Psychological Factors Affecting Medical Conditions
G. Alan Stoudemire, M.D.
- 216 Pages
- Editorial Reviews
- ISBN 978-0-88048-708-5
- Item #8708
This book examines evidence suggesting that psychiatric disorders may complicate medical illness, that personality may influence the onset and course of illness, and that psychosocial treatments may influence medical as well as psychiatric outcome. Psychological Factors Affecting Medical Conditions is a collection of articles that originally appeared in Psychosomatics.
Psychological factors affecting medical conditions and DSM-IV: an overview. Cardiovascular disease: Part I: coronary artery disease and sudden death. Cardiovascular disease: Part II: coronary artery disease and sudden death by hypertension. Neurological condition: depression and stroke, multiple sclerosis, Parkinson’s disease, and epilepsy. Cancer onset and progression. Gastrointestinal conditions. Pulmonary and rheumatologic diseases. End-stage renal disease. Endocrine disease. Psychological factors affecting medical conditions: Summary.

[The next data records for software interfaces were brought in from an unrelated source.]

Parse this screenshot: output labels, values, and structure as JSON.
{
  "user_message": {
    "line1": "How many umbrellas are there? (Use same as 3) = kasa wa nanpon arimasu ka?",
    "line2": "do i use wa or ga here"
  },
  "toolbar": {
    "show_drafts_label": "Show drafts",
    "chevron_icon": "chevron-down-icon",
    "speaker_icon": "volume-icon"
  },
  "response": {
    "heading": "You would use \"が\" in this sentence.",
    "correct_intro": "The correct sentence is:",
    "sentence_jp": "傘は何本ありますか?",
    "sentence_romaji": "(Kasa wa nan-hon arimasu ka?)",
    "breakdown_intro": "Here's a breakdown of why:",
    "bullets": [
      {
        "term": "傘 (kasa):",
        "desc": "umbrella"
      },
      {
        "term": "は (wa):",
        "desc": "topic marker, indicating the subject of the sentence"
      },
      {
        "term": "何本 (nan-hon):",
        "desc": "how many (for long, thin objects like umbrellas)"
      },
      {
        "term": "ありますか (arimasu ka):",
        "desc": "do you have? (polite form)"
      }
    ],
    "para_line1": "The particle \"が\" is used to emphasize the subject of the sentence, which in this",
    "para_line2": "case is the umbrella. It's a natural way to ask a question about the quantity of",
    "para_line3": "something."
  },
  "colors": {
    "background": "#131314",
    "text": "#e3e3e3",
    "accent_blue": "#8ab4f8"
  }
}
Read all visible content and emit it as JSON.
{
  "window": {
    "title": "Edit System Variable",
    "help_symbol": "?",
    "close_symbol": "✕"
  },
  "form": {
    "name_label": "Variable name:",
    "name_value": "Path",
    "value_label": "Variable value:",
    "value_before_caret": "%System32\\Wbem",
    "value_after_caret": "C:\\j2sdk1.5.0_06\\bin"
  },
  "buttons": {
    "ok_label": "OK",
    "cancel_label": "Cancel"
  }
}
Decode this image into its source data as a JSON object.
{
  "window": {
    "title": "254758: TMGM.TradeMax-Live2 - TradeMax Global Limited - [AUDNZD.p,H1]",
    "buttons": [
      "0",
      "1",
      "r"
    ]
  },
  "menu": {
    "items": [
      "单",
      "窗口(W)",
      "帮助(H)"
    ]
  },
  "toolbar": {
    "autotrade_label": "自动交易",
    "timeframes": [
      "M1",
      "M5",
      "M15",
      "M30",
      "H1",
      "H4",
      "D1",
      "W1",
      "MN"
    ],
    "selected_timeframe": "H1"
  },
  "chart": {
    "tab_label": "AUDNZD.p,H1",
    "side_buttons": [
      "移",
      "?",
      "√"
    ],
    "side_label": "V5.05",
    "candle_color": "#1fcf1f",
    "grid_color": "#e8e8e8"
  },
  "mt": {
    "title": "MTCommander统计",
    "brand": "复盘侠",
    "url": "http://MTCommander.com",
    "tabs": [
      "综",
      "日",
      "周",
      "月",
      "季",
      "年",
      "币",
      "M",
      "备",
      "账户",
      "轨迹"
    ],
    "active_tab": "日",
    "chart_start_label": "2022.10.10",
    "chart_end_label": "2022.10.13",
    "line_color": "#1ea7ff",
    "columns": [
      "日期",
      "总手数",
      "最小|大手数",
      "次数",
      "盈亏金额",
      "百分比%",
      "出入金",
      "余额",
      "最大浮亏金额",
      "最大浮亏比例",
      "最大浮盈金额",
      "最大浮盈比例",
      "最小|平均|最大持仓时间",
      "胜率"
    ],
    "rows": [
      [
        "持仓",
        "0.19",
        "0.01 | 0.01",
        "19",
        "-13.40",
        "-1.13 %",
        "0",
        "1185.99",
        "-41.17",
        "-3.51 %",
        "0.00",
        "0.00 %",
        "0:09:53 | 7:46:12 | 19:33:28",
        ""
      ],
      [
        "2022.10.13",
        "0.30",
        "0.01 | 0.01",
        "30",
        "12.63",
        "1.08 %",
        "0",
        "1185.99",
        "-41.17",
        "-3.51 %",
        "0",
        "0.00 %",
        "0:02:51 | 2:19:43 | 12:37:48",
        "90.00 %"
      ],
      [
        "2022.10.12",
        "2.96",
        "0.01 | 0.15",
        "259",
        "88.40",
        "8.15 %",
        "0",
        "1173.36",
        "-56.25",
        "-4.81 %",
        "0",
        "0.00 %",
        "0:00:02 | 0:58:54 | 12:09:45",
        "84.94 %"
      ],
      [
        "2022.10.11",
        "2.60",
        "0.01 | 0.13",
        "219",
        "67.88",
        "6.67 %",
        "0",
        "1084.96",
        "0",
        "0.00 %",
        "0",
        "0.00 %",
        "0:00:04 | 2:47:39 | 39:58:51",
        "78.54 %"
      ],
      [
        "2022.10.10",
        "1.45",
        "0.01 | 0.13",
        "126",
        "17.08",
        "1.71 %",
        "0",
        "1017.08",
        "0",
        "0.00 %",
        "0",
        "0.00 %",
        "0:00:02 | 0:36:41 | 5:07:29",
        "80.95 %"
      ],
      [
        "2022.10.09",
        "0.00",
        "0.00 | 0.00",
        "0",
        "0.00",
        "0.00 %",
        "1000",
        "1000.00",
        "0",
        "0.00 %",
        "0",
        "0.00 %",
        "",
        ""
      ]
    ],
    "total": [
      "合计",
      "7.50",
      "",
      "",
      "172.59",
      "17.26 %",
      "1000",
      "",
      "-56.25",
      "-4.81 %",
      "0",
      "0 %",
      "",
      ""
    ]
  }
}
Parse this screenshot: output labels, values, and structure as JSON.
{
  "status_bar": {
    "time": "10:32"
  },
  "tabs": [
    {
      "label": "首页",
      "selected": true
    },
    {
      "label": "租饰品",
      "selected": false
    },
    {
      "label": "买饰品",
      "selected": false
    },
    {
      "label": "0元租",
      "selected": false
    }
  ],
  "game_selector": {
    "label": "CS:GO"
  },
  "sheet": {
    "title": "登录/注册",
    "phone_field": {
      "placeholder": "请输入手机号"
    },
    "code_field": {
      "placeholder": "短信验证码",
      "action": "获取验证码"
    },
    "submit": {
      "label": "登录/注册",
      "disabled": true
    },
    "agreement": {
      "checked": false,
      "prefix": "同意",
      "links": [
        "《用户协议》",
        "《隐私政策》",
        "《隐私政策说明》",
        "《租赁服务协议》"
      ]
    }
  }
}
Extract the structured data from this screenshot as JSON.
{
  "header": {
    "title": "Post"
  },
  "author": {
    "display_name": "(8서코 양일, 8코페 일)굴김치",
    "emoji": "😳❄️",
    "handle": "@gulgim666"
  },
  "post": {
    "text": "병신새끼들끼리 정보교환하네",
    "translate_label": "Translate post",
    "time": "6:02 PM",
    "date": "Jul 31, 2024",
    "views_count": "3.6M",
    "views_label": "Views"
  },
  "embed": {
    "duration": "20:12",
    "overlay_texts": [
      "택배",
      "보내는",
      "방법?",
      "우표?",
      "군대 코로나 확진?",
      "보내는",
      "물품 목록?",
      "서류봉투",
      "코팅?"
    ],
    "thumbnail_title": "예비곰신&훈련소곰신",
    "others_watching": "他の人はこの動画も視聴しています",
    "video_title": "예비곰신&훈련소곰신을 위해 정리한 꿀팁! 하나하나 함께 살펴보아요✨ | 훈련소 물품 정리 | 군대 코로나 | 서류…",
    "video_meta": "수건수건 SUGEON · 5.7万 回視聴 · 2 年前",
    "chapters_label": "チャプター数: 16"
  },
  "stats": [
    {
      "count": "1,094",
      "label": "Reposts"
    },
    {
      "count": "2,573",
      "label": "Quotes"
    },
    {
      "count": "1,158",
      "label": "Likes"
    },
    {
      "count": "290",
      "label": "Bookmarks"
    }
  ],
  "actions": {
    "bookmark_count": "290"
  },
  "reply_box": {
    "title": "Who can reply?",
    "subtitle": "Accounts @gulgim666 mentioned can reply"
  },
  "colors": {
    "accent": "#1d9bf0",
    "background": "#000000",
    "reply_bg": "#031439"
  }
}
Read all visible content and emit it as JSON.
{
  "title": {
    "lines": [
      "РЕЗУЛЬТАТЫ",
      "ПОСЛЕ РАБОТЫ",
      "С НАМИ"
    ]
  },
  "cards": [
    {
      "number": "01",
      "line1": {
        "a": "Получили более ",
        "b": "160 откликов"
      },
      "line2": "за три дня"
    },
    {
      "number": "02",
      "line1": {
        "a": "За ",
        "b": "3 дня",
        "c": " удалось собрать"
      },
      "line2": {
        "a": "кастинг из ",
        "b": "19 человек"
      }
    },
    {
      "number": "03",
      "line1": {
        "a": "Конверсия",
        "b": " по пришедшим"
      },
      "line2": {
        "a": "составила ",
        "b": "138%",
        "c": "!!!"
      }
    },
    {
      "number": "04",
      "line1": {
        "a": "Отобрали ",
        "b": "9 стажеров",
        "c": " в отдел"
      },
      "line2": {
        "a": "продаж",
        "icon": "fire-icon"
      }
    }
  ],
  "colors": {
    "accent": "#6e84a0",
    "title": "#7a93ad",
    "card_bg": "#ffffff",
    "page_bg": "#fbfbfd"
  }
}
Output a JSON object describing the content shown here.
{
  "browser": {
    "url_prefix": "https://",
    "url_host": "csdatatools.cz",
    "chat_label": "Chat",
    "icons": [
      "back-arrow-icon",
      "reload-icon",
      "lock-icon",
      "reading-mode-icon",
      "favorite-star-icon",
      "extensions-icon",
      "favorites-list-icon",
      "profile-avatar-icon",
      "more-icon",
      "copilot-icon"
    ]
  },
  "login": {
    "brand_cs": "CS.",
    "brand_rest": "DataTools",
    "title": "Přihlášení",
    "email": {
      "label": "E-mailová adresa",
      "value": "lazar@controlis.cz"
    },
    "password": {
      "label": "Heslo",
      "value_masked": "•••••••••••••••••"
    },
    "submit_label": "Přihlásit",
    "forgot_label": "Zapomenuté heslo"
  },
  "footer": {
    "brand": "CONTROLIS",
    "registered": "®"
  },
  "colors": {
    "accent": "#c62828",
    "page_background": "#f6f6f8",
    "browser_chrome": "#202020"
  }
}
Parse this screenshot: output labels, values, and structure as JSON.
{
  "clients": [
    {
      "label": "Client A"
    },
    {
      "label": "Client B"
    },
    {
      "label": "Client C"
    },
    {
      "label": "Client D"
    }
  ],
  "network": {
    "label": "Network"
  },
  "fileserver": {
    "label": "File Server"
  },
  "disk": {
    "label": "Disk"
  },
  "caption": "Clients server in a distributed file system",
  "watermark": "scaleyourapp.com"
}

About the Authors
Alan Stoudemire, M.D., was Professor of Psychiatry and Behavioral Sciences, Director of Medical Student Education in Psychiatry at Emory University School of Medicine, and Chief of Psychiatry at Emory University Hospital and Clinic in Atlanta, Georgia.
This book is concise yet well-documented, with references through 1993. The authors have succeeded admirably in defining the current state of knowledge of their areas of psychosomatic medicine.—Psychiatric Times
Psychological Factors Affecting Medical Conditions is an excellent book that helps unravel complicated mind-body interactions in order to advance the clinical practice of medicine. It should be read by mental health personnel, as well as other medical specialists interested in providing optimal care to patients.—General Hospital Psychiatry
Psychological Factors Affecting Medical Conditions would be a useful addition to the libraries of both psychiatric and nonpsychiatric physicians, as well as psychologists, who desire an introductory overview of the interrelationships among psychological and medical outcomes.—Contemporary Psychology